Testing Safety and Security

The project also recently launched a flight trial campaign using the CIRA experimental vehicle FLARE, an optionally piloted vehicle developed by CIRA on a Tecnam P92 Echos-S vehicle. Both manned and unmanned aircraft are also involved in the trials. During the trials, a number of evaluations are being carried out by the team, notably with regards human, safety and security factors in different operating scenarios. Specifically, the trials are evaluating:

  • Fully automated and augmented autopilot modes;
  • Traffic separation managed by air traffic controllers dealing with manned and unmanned intruders;
  • Emergency conditions management during jamming/spoofing of the command and control Link;

Cooperative traffic separation between remote pilot and controllers using an airborne automatic dependent surveillance – broadcast (ADS-B) based Detect And Avoid (DAA) decision support system.

The results of the trials campaign will be presented to the public audience and stakeholders this month (June), in the project closing workshop.

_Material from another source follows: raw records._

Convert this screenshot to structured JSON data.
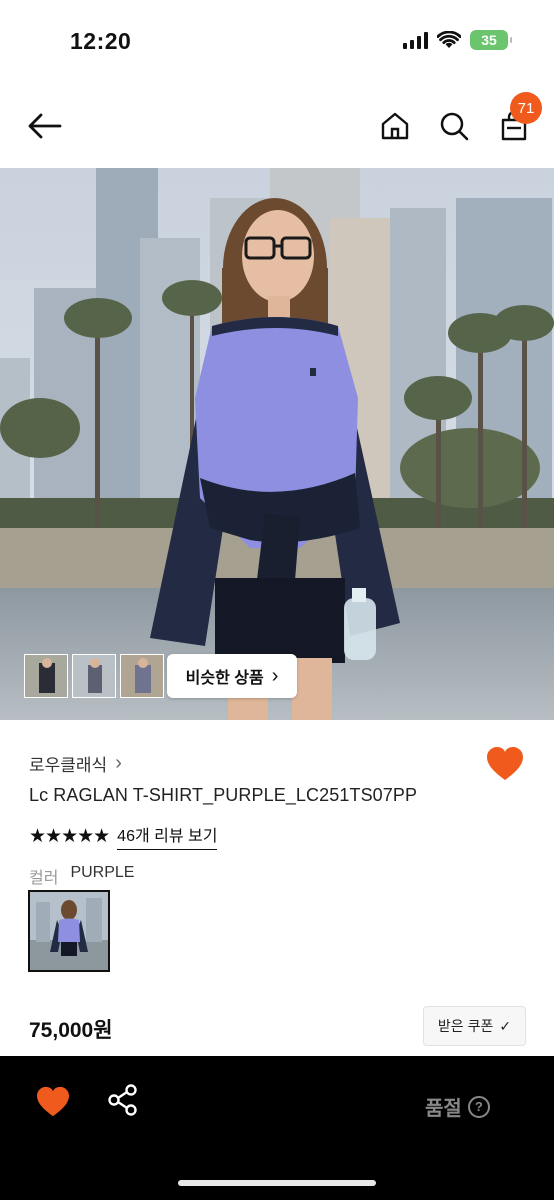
{
  "status_bar": {
    "time": "12:20",
    "battery": "35"
  },
  "nav": {
    "cart_count": "71"
  },
  "hero": {
    "similar_label": "비슷한 상품",
    "similar_chevron": "›"
  },
  "product": {
    "brand": "로우클래식",
    "brand_chevron": "›",
    "name": "Lc RAGLAN T-SHIRT_PURPLE_LC251TS07PP",
    "rating_stars": "★★★★★",
    "review_link": "46개 리뷰 보기",
    "color_label": "컬러",
    "color_value": "PURPLE",
    "price": "75,000원",
    "coupon_label": "받은 쿠폰",
    "coupon_check": "✓"
  },
  "bottom_bar": {
    "status_label": "품절",
    "help_glyph": "?"
  },
  "icons": {
    "back": "arrow-left-icon",
    "home": "home-icon",
    "search": "search-icon",
    "cart": "shopping-bag-icon",
    "like": "heart-icon",
    "share": "share-icon"
  },
  "colors": {
    "accent": "#f05a1c",
    "shirt": "#8e8fe0",
    "sleeve": "#232a45",
    "bottom_bar": "#000000"
  }
}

The RAID consortium is led by CIRA and involves Italian SMEs – DeepBlue, NAIS, Nimbus –MATS – and the University of Malta.

SESAR Joint Undertaking is co-financing multiple projects with the purpose to investigate the integration of Remotely Piloted Aircraft Systems (RPAS) in the non-segregated airspaces. Objectives of the project span from successfully and safely fly an RPAS in un-segregated airspace with a multi-aircraft and manned flight environment, within the procedural, and existent air traffic control environment, to the assessment of the level of maturity, performance, limitations and compatibility with current infrastructures and procedures, of some relevant technologies, such as a ADS_B based Detect and Avoid System (DAA).

The First Flight

The first of these trials happened back in September 2015, when SESAR members successfully conducted a live flight trial by an unmanned aircraft in controlled and unsegregated airspace, in what is being hailed as a major milestone in aviation history. The flight is associated with project CLAIRE (CiviL Airspace Integration for RPAS in Europe), a collaboration between Thales, NATS, the Dutch National Aerospace Laboratory NLR, the UK Ministry of Defence (MOD) and the UK Civil Aviation Authority (CAA). The project was jointly funded by the SESAR Joint Undertaking.

The flight took place on 30 September, with a Thales Watchkeeper Remotely Piloted Air System (RPAS) taking-off from West Wales Airport and embarking on a three hour flight into civil controlled airspace for the first time. There it was controlled by NATS air traffic controllers in exactly the same way as a traditional aircraft, despite the fact that the pilots were sitting on the ground in a control room at the airport.

Until now, the use of large unmanned aircraft has been limited to specialist areas of segregated airspace where they are kept well away from civil air traffic. The aim of these flight trials and associated safety, regulatory and procedure design work, is to demonstrate the possible and safe integration of civil unmanned aircraft systems into controlled airspace.


Industry Milestone

Florian Guillermet, Executive Director of the SESAR Joint Undertaking, said: “This is an important milestone for aviation and was made possible thanks to the pioneering and collaborative spirit of SESAR’s members and partners.”

For Mark Watson, Head of Research and Development at NATS, “Safety is always our top priority so a huge amount of work has gone into getting to this point and much more will be needed, but it’s a major milestone for the industry and shows that the UK and Europe are leading the world when it comes to the development of RPAS and its integration into controlled airspace.”

Pierre Eric Pommellet, Thales Executive Vice-President, Defence Mission Systems, said: “Thales is proud to be involved in the Project CLAIRE flight demonstration and the challenge of safely integrating Unmanned Aircraft Systems into controlled civilian airspace."